Each January 1st, the C&O Canal Association brings in the New Year with a hike in Cumberland, Maryland. The temperature was a surprisingly warm fifty-three degrees, and nineteen people turned out for the walk. After meeting at the mule statue in front of the railroad station, Mary Huebner led the crew downstream on the canal for approximately 1.5 miles.
As the canal goes, Cumberland is a relatively urban setting. However, in spite of the interstate and railroad traffic, the Queen City drew us back for the third year in a row. In the sparsely populated areas of the C&O, one can walk for miles without seeing anything touristy, but Cumberland is…well…different.
After the mule statue and shops, the Cumberland (a replica canal boat) comes into view, and upon rounding the first bend, the trail offers and interesting look back at the Cumberland skyline.

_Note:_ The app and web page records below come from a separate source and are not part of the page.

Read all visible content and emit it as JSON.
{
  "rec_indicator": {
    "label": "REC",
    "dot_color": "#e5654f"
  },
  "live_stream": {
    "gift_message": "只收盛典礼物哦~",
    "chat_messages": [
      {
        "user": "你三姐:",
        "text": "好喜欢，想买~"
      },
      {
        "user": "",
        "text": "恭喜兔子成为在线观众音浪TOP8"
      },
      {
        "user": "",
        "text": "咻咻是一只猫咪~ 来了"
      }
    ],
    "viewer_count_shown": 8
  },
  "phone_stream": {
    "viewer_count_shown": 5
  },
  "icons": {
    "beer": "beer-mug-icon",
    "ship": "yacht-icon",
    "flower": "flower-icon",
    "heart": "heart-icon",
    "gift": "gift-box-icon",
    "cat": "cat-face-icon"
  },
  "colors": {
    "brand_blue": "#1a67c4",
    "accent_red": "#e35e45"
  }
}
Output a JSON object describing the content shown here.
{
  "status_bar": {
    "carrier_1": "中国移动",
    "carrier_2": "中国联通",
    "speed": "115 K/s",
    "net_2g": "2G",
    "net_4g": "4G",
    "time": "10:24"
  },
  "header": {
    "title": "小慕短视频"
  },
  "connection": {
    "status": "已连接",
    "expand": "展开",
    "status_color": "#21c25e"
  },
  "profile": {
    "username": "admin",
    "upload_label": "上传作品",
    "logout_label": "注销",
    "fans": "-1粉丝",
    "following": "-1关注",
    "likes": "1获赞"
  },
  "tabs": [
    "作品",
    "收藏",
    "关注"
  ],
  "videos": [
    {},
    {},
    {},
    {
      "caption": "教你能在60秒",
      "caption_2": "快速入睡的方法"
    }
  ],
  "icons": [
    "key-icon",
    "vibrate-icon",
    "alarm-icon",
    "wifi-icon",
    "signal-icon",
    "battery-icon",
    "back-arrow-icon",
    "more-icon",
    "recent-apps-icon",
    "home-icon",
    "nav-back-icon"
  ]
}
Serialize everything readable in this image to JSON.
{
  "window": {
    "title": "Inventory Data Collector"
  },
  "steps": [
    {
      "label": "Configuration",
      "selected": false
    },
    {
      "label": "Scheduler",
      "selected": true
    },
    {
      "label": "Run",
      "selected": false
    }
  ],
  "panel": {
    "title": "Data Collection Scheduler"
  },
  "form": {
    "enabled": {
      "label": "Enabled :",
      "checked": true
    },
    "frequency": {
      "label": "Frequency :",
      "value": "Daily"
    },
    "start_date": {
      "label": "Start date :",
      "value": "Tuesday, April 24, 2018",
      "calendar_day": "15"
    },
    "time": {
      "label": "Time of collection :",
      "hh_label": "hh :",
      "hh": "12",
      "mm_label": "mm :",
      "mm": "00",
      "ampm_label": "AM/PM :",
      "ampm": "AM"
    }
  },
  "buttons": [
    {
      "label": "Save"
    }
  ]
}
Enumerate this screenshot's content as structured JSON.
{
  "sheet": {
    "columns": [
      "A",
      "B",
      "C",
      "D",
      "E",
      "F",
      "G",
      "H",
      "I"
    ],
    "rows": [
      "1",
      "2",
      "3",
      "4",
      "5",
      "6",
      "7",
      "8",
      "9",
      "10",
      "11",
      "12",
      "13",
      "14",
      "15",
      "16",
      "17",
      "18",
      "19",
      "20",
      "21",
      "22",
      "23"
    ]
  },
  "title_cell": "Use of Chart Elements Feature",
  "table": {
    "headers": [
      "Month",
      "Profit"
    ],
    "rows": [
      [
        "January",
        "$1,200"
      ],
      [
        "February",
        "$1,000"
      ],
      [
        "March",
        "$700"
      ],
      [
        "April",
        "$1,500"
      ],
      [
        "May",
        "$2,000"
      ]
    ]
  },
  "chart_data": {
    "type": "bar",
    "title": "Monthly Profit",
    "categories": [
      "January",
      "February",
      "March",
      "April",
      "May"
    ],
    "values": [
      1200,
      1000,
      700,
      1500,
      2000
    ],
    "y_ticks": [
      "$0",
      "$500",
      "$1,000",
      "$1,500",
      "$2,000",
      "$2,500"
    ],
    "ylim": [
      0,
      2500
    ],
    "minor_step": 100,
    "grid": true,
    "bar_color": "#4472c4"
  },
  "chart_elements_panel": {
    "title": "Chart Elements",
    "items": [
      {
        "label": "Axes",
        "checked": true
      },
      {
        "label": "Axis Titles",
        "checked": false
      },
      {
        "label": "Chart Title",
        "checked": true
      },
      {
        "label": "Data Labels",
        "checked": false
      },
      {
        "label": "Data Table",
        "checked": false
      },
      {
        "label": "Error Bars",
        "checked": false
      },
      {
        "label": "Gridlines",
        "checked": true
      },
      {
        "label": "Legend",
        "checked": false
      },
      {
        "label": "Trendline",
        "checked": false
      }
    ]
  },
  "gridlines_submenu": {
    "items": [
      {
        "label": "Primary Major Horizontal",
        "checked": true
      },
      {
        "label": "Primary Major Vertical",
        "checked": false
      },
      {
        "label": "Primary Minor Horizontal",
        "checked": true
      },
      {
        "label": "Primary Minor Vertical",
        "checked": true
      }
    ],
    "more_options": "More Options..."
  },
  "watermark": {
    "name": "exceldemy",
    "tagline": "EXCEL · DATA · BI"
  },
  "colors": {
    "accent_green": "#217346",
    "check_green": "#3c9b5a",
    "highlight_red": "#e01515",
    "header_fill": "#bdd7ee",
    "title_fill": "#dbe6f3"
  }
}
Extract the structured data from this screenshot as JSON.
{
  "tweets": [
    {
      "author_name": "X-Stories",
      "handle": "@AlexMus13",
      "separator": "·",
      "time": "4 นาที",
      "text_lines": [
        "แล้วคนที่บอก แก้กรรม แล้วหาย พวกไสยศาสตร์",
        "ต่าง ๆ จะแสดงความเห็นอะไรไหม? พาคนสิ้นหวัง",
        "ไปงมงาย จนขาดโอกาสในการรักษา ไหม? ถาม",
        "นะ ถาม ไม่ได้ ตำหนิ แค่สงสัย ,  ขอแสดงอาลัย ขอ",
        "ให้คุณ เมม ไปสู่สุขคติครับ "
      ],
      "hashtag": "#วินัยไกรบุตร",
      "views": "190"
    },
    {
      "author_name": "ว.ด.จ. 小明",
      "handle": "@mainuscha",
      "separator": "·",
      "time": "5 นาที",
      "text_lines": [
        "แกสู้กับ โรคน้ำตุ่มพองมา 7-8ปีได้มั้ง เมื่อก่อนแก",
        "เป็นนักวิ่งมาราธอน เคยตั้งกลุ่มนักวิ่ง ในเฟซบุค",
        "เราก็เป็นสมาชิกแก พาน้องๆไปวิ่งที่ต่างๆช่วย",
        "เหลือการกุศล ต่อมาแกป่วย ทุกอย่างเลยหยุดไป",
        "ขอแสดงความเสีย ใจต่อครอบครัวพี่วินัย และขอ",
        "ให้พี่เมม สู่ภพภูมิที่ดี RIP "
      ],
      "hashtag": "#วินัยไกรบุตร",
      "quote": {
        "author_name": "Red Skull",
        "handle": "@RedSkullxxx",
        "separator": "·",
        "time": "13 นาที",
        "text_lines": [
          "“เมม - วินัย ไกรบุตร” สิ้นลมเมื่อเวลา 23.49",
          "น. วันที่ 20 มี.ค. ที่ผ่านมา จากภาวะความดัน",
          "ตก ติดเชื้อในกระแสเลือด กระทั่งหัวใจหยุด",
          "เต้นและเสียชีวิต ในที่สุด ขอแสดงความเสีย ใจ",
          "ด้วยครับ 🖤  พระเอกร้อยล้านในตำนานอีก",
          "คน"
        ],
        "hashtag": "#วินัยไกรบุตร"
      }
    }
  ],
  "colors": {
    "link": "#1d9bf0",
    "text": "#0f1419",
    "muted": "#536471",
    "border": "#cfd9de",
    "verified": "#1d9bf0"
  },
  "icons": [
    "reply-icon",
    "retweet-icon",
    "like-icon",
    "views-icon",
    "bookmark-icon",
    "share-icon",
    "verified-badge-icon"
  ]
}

The towpath plays host to numerous hikers, bikers, dogs (and of course their owners), runners, and history buffs through out the year, so being there on the first day of the year always starts us off on the right foot!
Cumberland has always been a transportation hub. In the past, it was a major railroad town and marked the western terminus of the C&O Canal (Think canal boats and mules). Today, I-68 runs above the city, and The Great Allegheny Passage (GAP) and C&O towpath are hotbeds for hikers and bikers of all ages. Oh, how the times have changed!
Near mile marker 183, a new wooden bridge crosses over the North Branch of the Potomac River. The West Virginia side is the home of the Carpendale Tunnel. At 1,500 feet in length, the tunnel is just long and dark enough to make things interesting. Unlike many of the other tunnels on the towpath, this one is equipped with light posts approximately every 200 feet. (so it really isn’t scary at all!) We have also read that there are cameras posted in there as well. The path continues on the other side of the tunnel, but we aren’t sure how much further it goes. I suppose that will be an adventure for another day.
All-in-all, the bridge and tunnel is definitely a worthwhile diversion for towpath enthusiasts.
We have really enjoyed our New Year’s Day Hike tradition over the last few years, and barring all of the Mayan doomsday scenarios, we will be back again for 2013 hike. All kidding aside, see ya at the mule statue next January 1st!